** WORK TO BE COMPLETED **
Retype all of the records shown beneath this task, exactly as they stand.

** DATASET **
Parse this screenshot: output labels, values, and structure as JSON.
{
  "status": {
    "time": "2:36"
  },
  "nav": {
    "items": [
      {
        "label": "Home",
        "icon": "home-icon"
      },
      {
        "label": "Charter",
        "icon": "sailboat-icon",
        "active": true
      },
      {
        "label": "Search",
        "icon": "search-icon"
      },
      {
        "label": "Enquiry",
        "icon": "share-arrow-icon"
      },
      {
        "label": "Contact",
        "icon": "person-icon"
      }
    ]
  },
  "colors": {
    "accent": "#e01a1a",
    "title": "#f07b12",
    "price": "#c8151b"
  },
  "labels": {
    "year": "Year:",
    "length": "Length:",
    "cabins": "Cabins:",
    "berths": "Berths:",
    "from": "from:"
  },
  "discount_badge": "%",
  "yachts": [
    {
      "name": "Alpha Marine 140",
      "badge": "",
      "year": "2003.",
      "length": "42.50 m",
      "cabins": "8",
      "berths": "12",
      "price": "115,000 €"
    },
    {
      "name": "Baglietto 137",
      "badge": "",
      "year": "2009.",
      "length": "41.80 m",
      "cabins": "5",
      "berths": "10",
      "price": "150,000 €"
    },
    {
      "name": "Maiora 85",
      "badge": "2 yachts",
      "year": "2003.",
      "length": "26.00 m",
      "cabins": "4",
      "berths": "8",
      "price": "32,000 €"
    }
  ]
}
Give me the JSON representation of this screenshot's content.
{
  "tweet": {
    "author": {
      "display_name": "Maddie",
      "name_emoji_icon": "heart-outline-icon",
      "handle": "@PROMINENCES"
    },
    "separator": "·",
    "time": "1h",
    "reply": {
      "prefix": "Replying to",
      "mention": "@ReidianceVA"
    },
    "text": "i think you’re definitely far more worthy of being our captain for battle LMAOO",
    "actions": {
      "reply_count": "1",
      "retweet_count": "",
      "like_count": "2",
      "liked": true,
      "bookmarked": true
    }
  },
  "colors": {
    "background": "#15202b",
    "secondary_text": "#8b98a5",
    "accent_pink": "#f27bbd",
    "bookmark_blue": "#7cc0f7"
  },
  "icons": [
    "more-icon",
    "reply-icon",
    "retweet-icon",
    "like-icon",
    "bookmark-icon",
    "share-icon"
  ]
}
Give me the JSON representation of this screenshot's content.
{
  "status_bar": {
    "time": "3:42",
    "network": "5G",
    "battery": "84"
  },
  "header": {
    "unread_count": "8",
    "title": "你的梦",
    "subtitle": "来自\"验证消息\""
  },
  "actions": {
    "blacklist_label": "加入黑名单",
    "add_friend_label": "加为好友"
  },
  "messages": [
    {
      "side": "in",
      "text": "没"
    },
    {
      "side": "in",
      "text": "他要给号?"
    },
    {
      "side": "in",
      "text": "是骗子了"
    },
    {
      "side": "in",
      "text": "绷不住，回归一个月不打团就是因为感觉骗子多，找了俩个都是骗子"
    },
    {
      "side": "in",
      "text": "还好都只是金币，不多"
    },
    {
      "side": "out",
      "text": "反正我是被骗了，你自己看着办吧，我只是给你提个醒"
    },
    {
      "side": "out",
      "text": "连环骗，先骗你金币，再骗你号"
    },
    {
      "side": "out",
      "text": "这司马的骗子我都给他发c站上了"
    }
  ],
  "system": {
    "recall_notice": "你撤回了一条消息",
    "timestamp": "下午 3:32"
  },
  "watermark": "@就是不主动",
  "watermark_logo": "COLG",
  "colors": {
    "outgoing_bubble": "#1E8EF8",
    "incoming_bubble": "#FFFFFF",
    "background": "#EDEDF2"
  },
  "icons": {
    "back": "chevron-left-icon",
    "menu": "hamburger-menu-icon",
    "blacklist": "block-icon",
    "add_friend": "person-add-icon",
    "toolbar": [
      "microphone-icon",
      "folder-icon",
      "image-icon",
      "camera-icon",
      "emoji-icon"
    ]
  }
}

** TASK ANSWER **
Parse this screenshot: output labels, values, and structure as JSON.
{
  "status": {
    "time": "2:36"
  },
  "nav": {
    "items": [
      {
        "label": "Home",
        "icon": "home-icon"
      },
      {
        "label": "Charter",
        "icon": "sailboat-icon",
        "active": true
      },
      {
        "label": "Search",
        "icon": "search-icon"
      },
      {
        "label": "Enquiry",
        "icon": "share-arrow-icon"
      },
      {
        "label": "Contact",
        "icon": "person-icon"
      }
    ]
  },
  "colors": {
    "accent": "#e01a1a",
    "title": "#f07b12",
    "price": "#c8151b"
  },
  "labels": {
    "year": "Year:",
    "length": "Length:",
    "cabins": "Cabins:",
    "berths": "Berths:",
    "from": "from:"
  },
  "discount_badge": "%",
  "yachts": [
    {
      "name": "Alpha Marine 140",
      "badge": "",
      "year": "2003.",
      "length": "42.50 m",
      "cabins": "8",
      "berths": "12",
      "price": "115,000 €"
    },
    {
      "name": "Baglietto 137",
      "badge": "",
      "year": "2009.",
      "length": "41.80 m",
      "cabins": "5",
      "berths": "10",
      "price": "150,000 €"
    },
    {
      "name": "Maiora 85",
      "badge": "2 yachts",
      "year": "2003.",
      "length": "26.00 m",
      "cabins": "4",
      "berths": "8",
      "price": "32,000 €"
    }
  ]
}
Give me the JSON representation of this screenshot's content.
{
  "tweet": {
    "author": {
      "display_name": "Maddie",
      "name_emoji_icon": "heart-outline-icon",
      "handle": "@PROMINENCES"
    },
    "separator": "·",
    "time": "1h",
    "reply": {
      "prefix": "Replying to",
      "mention": "@ReidianceVA"
    },
    "text": "i think you’re definitely far more worthy of being our captain for battle LMAOO",
    "actions": {
      "reply_count": "1",
      "retweet_count": "",
      "like_count": "2",
      "liked": true,
      "bookmarked": true
    }
  },
  "colors": {
    "background": "#15202b",
    "secondary_text": "#8b98a5",
    "accent_pink": "#f27bbd",
    "bookmark_blue": "#7cc0f7"
  },
  "icons": [
    "more-icon",
    "reply-icon",
    "retweet-icon",
    "like-icon",
    "bookmark-icon",
    "share-icon"
  ]
}
Give me the JSON representation of this screenshot's content.
{
  "status_bar": {
    "time": "3:42",
    "network": "5G",
    "battery": "84"
  },
  "header": {
    "unread_count": "8",
    "title": "你的梦",
    "subtitle": "来自\"验证消息\""
  },
  "actions": {
    "blacklist_label": "加入黑名单",
    "add_friend_label": "加为好友"
  },
  "messages": [
    {
      "side": "in",
      "text": "没"
    },
    {
      "side": "in",
      "text": "他要给号?"
    },
    {
      "side": "in",
      "text": "是骗子了"
    },
    {
      "side": "in",
      "text": "绷不住，回归一个月不打团就是因为感觉骗子多，找了俩个都是骗子"
    },
    {
      "side": "in",
      "text": "还好都只是金币，不多"
    },
    {
      "side": "out",
      "text": "反正我是被骗了，你自己看着办吧，我只是给你提个醒"
    },
    {
      "side": "out",
      "text": "连环骗，先骗你金币，再骗你号"
    },
    {
      "side": "out",
      "text": "这司马的骗子我都给他发c站上了"
    }
  ],
  "system": {
    "recall_notice": "你撤回了一条消息",
    "timestamp": "下午 3:32"
  },
  "watermark": "@就是不主动",
  "watermark_logo": "COLG",
  "colors": {
    "outgoing_bubble": "#1E8EF8",
    "incoming_bubble": "#FFFFFF",
    "background": "#EDEDF2"
  },
  "icons": {
    "back": "chevron-left-icon",
    "menu": "hamburger-menu-icon",
    "blacklist": "block-icon",
    "add_friend": "person-add-icon",
    "toolbar": [
      "microphone-icon",
      "folder-icon",
      "image-icon",
      "camera-icon",
      "emoji-icon"
    ]
  }
}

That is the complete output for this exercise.